> **Task item**
Without the pictures, output all of the data exactly.

> **Extracted information**
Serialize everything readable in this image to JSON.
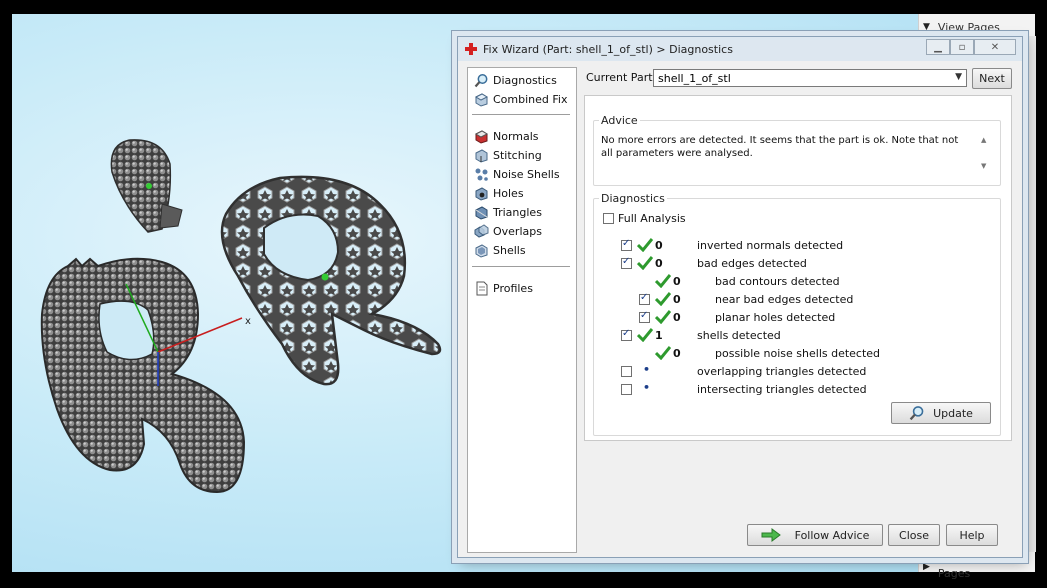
{
  "right_panel": {
    "view_pages": "View Pages",
    "measurement_pages": "Measurement Pages"
  },
  "viewport": {
    "axis_x_label": "x"
  },
  "dialog": {
    "title": "Fix Wizard (Part: shell_1_of_stl) > Diagnostics",
    "nav": {
      "group1": [
        "Diagnostics",
        "Combined Fix"
      ],
      "group2": [
        "Normals",
        "Stitching",
        "Noise Shells",
        "Holes",
        "Triangles",
        "Overlaps",
        "Shells"
      ],
      "group3": [
        "Profiles"
      ]
    },
    "current_part_label": "Current Part:",
    "current_part_value": "shell_1_of_stl",
    "next_button": "Next",
    "advice": {
      "title": "Advice",
      "text": "No more errors are detected. It seems that the part is ok. Note that not all parameters were analysed."
    },
    "diagnostics": {
      "title": "Diagnostics",
      "full_analysis_label": "Full Analysis",
      "rows": [
        {
          "text": "inverted normals detected",
          "count": "0"
        },
        {
          "text": "bad edges detected",
          "count": "0"
        },
        {
          "text": "bad contours detected",
          "count": "0"
        },
        {
          "text": "near bad edges detected",
          "count": "0"
        },
        {
          "text": "planar holes detected",
          "count": "0"
        },
        {
          "text": "shells detected",
          "count": "1"
        },
        {
          "text": "possible noise shells detected",
          "count": "0"
        },
        {
          "text": "overlapping triangles detected",
          "count": ""
        },
        {
          "text": "intersecting triangles detected",
          "count": ""
        }
      ],
      "update_button": "Update"
    },
    "buttons": {
      "follow_advice": "Follow Advice",
      "close": "Close",
      "help": "Help"
    }
  },
  "colors": {
    "check_green": "#2e9a2e",
    "title_bar": "#dde7f0",
    "accent_blue": "#1d3f8a"
  }
}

> **Answer for the task**
Serialize everything readable in this image to JSON.
{
  "right_panel": {
    "view_pages": "View Pages",
    "measurement_pages": "Measurement Pages"
  },
  "viewport": {
    "axis_x_label": "x"
  },
  "dialog": {
    "title": "Fix Wizard (Part: shell_1_of_stl) > Diagnostics",
    "nav": {
      "group1": [
        "Diagnostics",
        "Combined Fix"
      ],
      "group2": [
        "Normals",
        "Stitching",
        "Noise Shells",
        "Holes",
        "Triangles",
        "Overlaps",
        "Shells"
      ],
      "group3": [
        "Profiles"
      ]
    },
    "current_part_label": "Current Part:",
    "current_part_value": "shell_1_of_stl",
    "next_button": "Next",
    "advice": {
      "title": "Advice",
      "text": "No more errors are detected. It seems that the part is ok. Note that not all parameters were analysed."
    },
    "diagnostics": {
      "title": "Diagnostics",
      "full_analysis_label": "Full Analysis",
      "rows": [
        {
          "text": "inverted normals detected",
          "count": "0"
        },
        {
          "text": "bad edges detected",
          "count": "0"
        },
        {
          "text": "bad contours detected",
          "count": "0"
        },
        {
          "text": "near bad edges detected",
          "count": "0"
        },
        {
          "text": "planar holes detected",
          "count": "0"
        },
        {
          "text": "shells detected",
          "count": "1"
        },
        {
          "text": "possible noise shells detected",
          "count": "0"
        },
        {
          "text": "overlapping triangles detected",
          "count": ""
        },
        {
          "text": "intersecting triangles detected",
          "count": ""
        }
      ],
      "update_button": "Update"
    },
    "buttons": {
      "follow_advice": "Follow Advice",
      "close": "Close",
      "help": "Help"
    }
  },
  "colors": {
    "check_green": "#2e9a2e",
    "title_bar": "#dde7f0",
    "accent_blue": "#1d3f8a"
  }
}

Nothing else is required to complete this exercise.